What the task requires:
In the listing below, look for "得到植物油和白油对皮肤的保湿效果" and copy every line that has it.
[[ Provided entries open ]]
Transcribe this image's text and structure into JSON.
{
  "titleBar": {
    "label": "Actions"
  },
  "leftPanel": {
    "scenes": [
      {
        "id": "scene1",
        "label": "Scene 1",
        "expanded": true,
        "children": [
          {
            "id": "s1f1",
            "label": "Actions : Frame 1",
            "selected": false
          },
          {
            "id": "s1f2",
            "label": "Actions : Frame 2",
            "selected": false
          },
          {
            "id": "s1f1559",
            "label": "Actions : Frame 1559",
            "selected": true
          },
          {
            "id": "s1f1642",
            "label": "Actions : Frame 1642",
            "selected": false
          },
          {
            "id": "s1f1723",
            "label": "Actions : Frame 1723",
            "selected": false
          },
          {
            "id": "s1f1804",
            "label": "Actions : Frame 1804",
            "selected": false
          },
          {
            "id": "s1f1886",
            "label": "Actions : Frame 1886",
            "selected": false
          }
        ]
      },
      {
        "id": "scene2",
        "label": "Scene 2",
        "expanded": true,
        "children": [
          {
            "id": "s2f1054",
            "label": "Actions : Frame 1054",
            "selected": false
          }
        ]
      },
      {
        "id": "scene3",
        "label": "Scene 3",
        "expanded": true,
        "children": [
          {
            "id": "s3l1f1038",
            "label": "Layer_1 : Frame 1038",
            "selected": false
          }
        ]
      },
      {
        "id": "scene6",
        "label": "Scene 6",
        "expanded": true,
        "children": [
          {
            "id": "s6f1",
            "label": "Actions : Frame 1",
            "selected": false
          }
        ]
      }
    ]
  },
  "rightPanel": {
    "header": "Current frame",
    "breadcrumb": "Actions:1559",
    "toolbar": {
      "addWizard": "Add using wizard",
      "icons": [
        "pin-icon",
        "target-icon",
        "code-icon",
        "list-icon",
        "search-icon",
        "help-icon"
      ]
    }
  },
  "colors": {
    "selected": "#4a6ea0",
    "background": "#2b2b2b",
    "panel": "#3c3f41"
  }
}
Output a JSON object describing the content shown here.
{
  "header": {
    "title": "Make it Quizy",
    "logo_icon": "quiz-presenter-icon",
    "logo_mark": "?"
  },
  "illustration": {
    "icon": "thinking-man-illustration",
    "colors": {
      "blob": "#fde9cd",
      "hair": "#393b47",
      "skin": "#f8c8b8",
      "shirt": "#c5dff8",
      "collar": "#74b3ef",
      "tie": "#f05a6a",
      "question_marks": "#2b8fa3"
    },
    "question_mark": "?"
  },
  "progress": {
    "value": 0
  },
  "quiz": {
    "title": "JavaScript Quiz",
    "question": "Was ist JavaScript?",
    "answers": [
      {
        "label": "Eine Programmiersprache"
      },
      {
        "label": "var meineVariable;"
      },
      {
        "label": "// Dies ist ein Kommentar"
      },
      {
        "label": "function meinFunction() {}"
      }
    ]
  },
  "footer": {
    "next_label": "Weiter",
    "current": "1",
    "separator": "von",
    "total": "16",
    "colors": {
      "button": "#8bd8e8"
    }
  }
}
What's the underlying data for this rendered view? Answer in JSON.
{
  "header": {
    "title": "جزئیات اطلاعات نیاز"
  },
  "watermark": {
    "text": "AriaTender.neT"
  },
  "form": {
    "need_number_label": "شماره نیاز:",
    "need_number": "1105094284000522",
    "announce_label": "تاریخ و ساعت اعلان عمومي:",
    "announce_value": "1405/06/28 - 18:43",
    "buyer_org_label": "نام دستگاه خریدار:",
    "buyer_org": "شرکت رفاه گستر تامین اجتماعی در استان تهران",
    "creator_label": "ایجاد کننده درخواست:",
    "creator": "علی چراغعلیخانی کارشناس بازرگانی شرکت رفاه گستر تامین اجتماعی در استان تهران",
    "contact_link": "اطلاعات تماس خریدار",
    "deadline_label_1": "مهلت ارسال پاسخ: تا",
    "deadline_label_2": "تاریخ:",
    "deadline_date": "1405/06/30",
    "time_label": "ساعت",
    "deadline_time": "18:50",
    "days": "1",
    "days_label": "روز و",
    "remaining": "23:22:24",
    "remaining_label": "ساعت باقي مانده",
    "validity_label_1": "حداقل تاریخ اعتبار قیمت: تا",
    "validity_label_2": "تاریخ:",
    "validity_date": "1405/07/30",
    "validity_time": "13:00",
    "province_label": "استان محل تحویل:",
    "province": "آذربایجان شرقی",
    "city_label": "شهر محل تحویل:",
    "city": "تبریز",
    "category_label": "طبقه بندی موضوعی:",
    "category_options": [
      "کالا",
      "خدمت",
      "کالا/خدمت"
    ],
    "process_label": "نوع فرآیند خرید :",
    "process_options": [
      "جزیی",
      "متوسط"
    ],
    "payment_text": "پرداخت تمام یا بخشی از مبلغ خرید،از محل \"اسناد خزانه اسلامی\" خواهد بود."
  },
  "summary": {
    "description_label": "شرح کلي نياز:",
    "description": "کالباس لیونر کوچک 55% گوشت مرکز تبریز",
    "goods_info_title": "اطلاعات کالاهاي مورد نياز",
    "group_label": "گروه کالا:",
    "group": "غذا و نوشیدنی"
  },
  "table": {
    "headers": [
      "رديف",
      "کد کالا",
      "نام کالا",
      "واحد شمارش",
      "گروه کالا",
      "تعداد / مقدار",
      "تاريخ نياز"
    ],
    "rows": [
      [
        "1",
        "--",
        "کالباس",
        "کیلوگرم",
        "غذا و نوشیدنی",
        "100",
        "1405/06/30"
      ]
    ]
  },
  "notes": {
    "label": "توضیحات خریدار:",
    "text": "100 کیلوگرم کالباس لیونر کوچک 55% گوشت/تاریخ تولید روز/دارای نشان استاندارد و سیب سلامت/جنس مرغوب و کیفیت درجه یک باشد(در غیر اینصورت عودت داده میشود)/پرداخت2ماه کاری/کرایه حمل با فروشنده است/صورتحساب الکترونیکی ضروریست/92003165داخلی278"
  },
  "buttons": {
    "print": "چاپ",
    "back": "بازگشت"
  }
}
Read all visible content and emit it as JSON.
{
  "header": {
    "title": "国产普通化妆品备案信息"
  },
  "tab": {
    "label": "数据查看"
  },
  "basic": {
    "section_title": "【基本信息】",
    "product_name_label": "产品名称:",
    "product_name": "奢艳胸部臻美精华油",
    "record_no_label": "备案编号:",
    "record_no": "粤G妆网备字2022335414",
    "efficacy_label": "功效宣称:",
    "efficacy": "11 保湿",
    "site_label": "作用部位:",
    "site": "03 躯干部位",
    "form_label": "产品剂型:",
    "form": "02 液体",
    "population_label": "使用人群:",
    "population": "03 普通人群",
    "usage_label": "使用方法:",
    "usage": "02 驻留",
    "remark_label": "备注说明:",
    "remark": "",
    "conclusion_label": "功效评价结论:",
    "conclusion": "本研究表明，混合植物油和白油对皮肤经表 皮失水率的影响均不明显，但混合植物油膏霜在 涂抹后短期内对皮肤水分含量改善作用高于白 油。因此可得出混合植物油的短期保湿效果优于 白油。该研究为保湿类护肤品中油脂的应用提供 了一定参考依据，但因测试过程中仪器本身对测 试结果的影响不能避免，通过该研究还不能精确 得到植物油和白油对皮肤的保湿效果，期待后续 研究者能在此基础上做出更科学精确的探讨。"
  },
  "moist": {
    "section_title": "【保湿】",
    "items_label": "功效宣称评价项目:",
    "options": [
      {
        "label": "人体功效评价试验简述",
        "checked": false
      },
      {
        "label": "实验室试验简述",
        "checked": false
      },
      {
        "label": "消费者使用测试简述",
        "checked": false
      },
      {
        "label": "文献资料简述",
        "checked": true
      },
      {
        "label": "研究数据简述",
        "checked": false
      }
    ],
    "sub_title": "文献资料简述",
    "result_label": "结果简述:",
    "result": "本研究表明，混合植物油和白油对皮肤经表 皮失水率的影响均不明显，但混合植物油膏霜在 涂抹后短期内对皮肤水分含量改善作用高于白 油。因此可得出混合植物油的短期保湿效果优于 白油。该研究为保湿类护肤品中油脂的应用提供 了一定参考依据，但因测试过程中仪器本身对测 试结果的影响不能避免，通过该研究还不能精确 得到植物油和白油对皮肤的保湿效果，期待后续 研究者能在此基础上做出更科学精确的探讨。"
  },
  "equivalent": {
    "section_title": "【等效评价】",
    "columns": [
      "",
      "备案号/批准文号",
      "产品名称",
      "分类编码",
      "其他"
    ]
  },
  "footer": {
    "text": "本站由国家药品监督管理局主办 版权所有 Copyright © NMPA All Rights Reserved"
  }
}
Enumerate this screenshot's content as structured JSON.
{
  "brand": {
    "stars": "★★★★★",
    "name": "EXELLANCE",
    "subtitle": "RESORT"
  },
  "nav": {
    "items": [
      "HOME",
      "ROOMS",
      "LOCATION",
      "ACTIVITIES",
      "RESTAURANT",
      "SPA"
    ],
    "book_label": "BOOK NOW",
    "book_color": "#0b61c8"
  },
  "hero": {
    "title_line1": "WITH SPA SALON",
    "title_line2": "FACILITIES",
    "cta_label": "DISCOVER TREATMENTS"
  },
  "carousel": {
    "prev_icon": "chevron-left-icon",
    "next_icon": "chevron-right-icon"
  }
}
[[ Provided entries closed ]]
Exercise solution:
    "conclusion": "本研究表明，混合植物油和白油对皮肤经表 皮失水率的影响均不明显，但混合植物油膏霜在 涂抹后短期内对皮肤水分含量改善作用高于白 油。因此可得出混合植物油的短期保湿效果优于 白油。该研究为保湿类护肤品中油脂的应用提供 了一定参考依据，但因测试过程中仪器本身对测 试结果的影响不能避免，通过该研究还不能精确 得到植物油和白油对皮肤的保湿效果，期待后续 研究者能在此基础上做出更科学精确的探讨。"
    "result": "本研究表明，混合植物油和白油对皮肤经表 皮失水率的影响均不明显，但混合植物油膏霜在 涂抹后短期内对皮肤水分含量改善作用高于白 油。因此可得出混合植物油的短期保湿效果优于 白油。该研究为保湿类护肤品中油脂的应用提供 了一定参考依据，但因测试过程中仪器本身对测 试结果的影响不能避免，通过该研究还不能精确 得到植物油和白油对皮肤的保湿效果，期待后续 研究者能在此基础上做出更科学精确的探讨。"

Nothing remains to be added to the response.